### What is needed
Below are lines of data; count those containing the word "file" and write nothing but the number.

=-=-=-=-=

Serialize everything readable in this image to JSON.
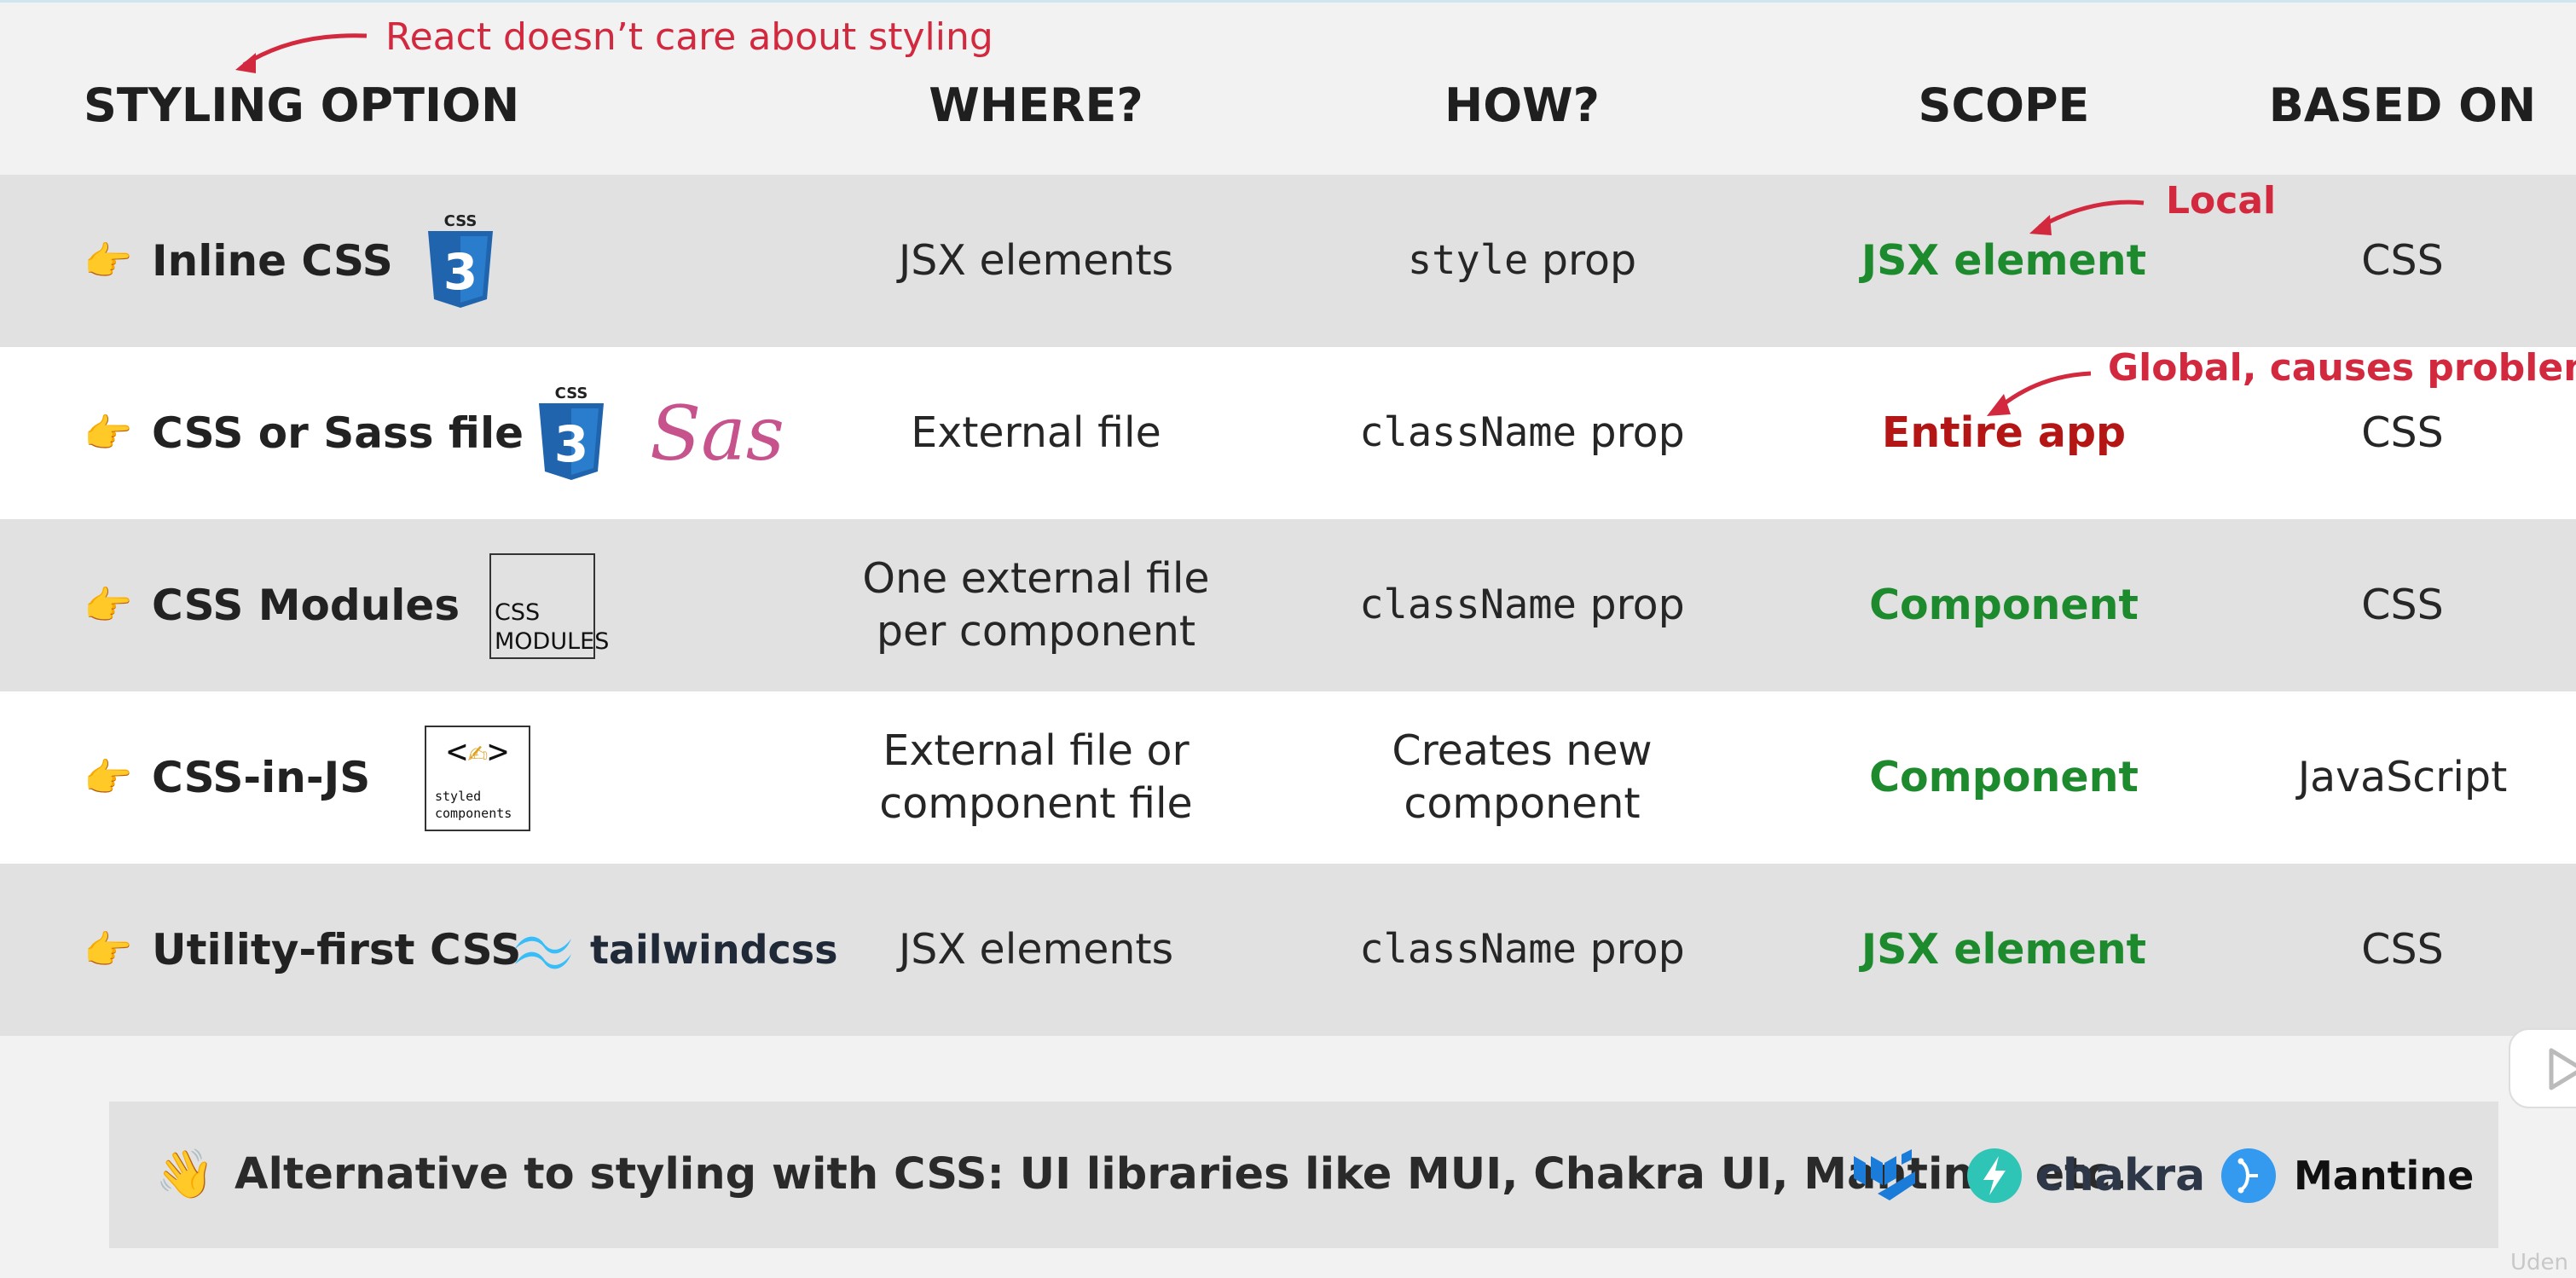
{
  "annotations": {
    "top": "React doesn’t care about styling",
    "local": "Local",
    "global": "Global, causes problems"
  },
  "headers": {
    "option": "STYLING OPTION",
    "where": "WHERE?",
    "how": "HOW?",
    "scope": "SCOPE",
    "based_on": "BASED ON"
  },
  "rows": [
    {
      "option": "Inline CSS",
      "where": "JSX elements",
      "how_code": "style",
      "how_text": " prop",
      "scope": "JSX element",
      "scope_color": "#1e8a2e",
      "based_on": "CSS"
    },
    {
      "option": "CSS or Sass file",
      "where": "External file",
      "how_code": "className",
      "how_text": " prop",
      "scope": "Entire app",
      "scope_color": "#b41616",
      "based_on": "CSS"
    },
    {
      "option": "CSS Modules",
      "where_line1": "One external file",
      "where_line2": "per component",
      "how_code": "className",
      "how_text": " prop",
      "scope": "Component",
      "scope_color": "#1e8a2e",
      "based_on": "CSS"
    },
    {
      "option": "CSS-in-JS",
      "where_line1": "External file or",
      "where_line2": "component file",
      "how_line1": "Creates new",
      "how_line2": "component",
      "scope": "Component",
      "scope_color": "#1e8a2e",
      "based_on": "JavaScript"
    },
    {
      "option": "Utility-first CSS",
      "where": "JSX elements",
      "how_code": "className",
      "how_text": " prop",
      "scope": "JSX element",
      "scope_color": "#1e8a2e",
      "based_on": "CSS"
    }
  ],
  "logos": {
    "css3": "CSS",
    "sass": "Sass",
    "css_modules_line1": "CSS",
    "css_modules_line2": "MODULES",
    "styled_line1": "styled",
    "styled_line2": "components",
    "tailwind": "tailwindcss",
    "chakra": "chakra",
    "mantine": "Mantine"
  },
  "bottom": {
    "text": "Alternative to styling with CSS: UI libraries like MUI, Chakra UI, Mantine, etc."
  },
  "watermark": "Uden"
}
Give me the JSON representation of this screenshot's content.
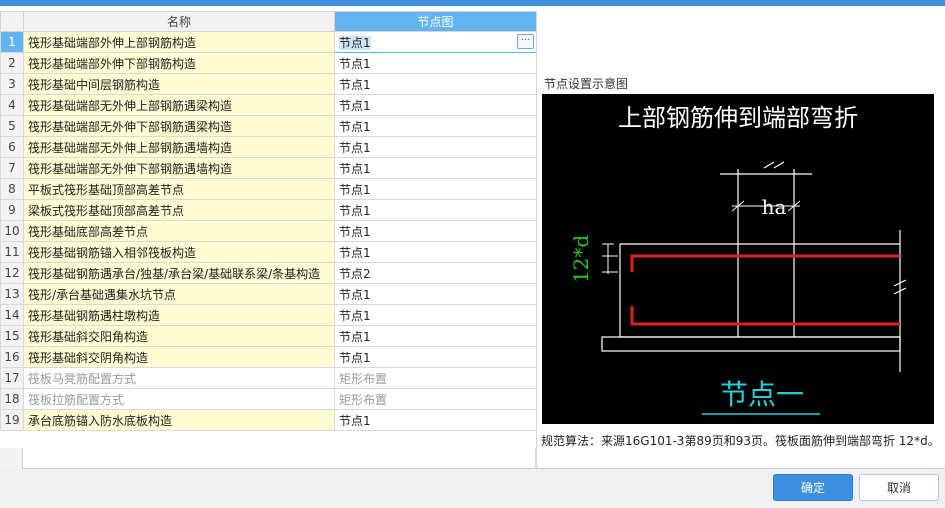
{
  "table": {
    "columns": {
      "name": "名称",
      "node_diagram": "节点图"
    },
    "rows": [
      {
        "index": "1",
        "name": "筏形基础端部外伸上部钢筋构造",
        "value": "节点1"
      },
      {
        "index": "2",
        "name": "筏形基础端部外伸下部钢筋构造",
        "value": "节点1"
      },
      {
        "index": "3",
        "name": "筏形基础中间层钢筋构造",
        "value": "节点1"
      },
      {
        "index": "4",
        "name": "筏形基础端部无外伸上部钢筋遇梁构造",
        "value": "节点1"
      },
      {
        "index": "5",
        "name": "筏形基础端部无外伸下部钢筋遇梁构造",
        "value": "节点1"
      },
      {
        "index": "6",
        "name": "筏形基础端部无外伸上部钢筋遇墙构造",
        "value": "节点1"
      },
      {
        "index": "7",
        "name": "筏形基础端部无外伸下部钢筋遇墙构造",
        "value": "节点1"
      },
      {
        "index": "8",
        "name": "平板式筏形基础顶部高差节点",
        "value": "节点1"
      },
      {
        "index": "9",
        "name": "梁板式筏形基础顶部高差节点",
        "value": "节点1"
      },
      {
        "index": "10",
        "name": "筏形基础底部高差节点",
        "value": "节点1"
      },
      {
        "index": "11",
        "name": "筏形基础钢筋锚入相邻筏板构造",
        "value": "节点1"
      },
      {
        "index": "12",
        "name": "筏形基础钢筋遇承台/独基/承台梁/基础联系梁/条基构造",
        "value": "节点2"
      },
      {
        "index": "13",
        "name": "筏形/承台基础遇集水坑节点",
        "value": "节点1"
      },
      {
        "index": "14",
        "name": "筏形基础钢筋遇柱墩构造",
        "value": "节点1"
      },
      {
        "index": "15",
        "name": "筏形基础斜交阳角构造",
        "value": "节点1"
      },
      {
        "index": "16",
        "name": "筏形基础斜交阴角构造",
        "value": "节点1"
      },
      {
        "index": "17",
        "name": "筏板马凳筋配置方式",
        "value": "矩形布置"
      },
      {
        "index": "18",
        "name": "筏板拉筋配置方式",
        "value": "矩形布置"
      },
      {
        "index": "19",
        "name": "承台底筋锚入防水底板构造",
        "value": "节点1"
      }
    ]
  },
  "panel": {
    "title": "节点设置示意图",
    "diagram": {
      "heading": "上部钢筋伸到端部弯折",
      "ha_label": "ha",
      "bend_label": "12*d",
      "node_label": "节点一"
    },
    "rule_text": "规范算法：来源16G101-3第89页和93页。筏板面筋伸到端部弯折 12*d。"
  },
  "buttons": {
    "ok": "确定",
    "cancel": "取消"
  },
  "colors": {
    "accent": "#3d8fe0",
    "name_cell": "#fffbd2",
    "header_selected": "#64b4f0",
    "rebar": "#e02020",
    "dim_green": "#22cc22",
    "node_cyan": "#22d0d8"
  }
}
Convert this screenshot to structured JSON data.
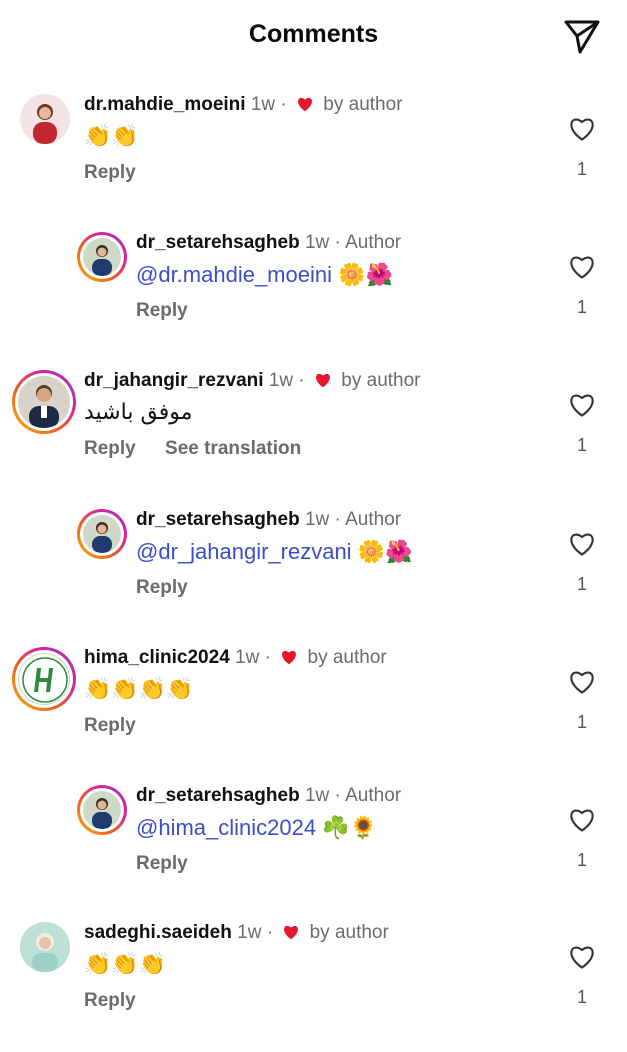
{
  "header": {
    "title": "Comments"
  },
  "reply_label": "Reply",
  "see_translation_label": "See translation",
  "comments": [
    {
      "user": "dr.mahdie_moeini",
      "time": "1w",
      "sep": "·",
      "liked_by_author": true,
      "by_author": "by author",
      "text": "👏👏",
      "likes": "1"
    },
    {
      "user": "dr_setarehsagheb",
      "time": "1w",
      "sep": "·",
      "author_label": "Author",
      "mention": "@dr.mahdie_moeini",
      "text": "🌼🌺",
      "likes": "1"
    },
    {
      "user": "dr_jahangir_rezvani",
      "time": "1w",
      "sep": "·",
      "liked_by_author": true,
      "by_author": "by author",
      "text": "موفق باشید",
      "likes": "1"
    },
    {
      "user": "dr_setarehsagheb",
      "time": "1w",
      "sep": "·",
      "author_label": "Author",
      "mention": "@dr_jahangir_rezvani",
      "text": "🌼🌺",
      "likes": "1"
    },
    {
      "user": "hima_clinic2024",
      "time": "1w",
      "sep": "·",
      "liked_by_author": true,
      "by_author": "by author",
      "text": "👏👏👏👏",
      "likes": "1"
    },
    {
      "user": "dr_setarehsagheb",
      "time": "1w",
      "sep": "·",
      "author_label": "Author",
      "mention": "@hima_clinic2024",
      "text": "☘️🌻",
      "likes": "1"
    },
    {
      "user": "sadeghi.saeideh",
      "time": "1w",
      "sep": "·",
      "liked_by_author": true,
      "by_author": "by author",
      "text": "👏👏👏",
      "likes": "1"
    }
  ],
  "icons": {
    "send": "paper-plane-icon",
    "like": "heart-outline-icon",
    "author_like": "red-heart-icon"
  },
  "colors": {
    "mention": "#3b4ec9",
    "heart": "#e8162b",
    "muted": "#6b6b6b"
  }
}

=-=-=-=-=

### Answer for the task
5